ABOUT THIS EXERCISE:
Sift the listing for lines that hold the string "move" and pull them out.

_____

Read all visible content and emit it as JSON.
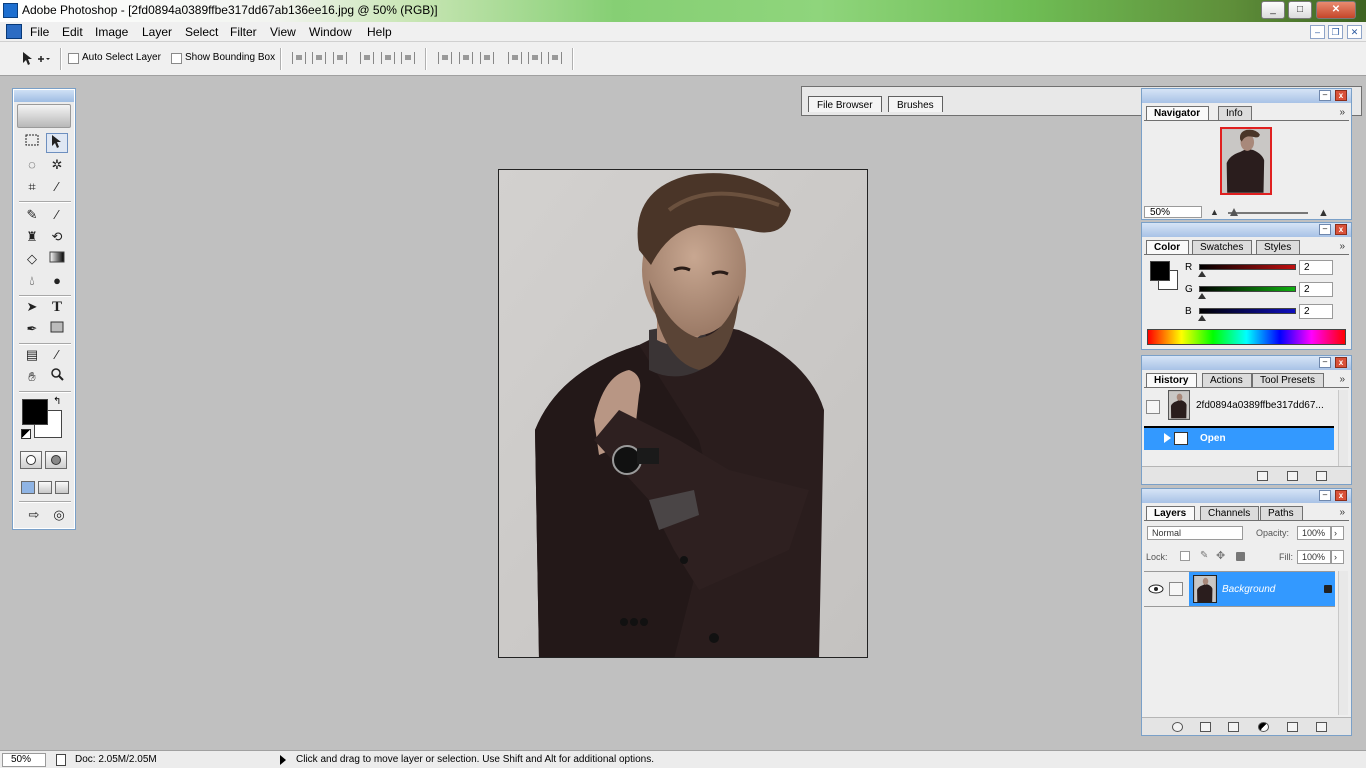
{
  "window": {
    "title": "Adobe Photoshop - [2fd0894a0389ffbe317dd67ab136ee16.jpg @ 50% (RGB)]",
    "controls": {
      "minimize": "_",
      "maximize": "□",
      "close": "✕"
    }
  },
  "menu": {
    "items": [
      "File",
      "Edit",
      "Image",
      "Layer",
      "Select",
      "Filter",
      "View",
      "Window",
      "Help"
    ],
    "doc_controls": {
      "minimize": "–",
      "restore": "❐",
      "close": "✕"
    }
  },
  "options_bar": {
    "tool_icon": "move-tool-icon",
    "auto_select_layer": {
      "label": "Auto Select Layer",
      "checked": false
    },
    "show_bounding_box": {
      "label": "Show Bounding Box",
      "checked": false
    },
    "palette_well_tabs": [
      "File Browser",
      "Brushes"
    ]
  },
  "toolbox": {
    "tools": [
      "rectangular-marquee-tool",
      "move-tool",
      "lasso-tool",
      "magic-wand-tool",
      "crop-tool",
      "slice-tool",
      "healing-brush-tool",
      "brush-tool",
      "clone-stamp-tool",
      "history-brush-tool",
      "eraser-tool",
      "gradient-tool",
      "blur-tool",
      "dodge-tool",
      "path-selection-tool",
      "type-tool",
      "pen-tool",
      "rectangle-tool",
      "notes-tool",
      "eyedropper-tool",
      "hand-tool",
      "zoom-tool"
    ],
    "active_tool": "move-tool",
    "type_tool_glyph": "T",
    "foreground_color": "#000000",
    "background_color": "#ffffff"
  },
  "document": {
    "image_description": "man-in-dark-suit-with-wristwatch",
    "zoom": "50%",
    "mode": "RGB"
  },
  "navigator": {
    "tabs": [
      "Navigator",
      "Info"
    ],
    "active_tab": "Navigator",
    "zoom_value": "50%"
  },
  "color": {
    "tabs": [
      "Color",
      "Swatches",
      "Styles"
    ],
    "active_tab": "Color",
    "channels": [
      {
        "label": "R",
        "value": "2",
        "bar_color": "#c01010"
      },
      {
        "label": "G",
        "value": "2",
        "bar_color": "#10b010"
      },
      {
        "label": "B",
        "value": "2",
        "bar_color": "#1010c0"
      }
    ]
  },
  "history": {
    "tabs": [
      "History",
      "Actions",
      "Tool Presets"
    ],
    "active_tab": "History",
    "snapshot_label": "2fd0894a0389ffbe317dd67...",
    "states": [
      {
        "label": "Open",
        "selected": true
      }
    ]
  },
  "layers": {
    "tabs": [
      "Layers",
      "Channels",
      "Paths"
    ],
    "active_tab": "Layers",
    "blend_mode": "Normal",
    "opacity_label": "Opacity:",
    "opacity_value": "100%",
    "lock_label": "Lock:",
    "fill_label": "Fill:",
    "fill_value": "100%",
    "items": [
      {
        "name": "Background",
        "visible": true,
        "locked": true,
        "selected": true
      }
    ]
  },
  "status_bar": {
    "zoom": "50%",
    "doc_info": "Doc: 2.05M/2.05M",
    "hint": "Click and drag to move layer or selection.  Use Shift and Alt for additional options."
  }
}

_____

ANSWER SPACE:
    "tool_icon": "move-tool-icon",
      "move-tool",
    "active_tool": "move-tool",
    "hint": "Click and drag to move layer or selection.  Use Shift and Alt for additional options."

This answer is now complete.